This automatic light dimmer circuit makes it possible to control a lighting system so that it turns on or off slowly. The circuit works this way: when switch S1 is closed, the capacitor C1 is slowly charged. Once the voltage at C1 reaches 0.6, transistor T1 begins to conduct and the LED also begins to light. If the capacitor voltage increases further, then transistor T1 conducts more current and in return the LED lights brighter.
If the LED lights up, the LDR resistance decreases causing the SCR to conduct periodically earlier. This tehnique causes the lighting system to turn on slowly.
On the other hand if switch S1 is turned off, meaning the switch is opened, the LED does not immediately turn off since the capacitor voltage at the base of T1 discharges slowly. The LED slowly dims until finally turns off. This causes the lighting dim out before it finally turns off. Potentiometer P2 must be set so that the anode voltage of D1 is about 0.7 volts. If this is done, the capacitor voltage will be around 0.5 volts during standby, meaning lights off.
Never use replacement diode types for diode D1. Be sure to use an originally marked 1N4148 signal switching diode.

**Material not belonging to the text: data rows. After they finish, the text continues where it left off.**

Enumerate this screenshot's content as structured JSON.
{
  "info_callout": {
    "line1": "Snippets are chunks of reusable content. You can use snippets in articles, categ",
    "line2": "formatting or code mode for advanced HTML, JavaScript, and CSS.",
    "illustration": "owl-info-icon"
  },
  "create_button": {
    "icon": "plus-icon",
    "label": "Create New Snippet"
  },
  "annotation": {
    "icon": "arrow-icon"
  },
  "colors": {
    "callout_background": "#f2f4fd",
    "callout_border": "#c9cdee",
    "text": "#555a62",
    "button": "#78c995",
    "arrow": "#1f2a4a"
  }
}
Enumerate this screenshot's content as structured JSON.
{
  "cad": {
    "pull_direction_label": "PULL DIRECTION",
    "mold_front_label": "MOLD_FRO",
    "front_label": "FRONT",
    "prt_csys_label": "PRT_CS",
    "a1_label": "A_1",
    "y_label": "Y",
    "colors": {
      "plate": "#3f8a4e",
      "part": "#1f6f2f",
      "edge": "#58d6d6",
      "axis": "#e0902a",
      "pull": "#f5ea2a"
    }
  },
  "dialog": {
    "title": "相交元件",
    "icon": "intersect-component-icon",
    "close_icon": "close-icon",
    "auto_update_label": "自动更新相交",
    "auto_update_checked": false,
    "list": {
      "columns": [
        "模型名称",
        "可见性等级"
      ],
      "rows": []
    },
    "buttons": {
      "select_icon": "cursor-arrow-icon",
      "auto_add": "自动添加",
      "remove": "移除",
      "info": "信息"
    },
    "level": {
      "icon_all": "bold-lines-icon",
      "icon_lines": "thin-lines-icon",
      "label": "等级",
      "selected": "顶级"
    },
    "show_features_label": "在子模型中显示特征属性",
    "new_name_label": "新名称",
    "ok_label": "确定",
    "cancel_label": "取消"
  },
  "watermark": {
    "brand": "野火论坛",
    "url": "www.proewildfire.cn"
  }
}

Caution! Danger of electrocution!
You are working with a line voltage of 220 Volts AC. Extreme shock hazard.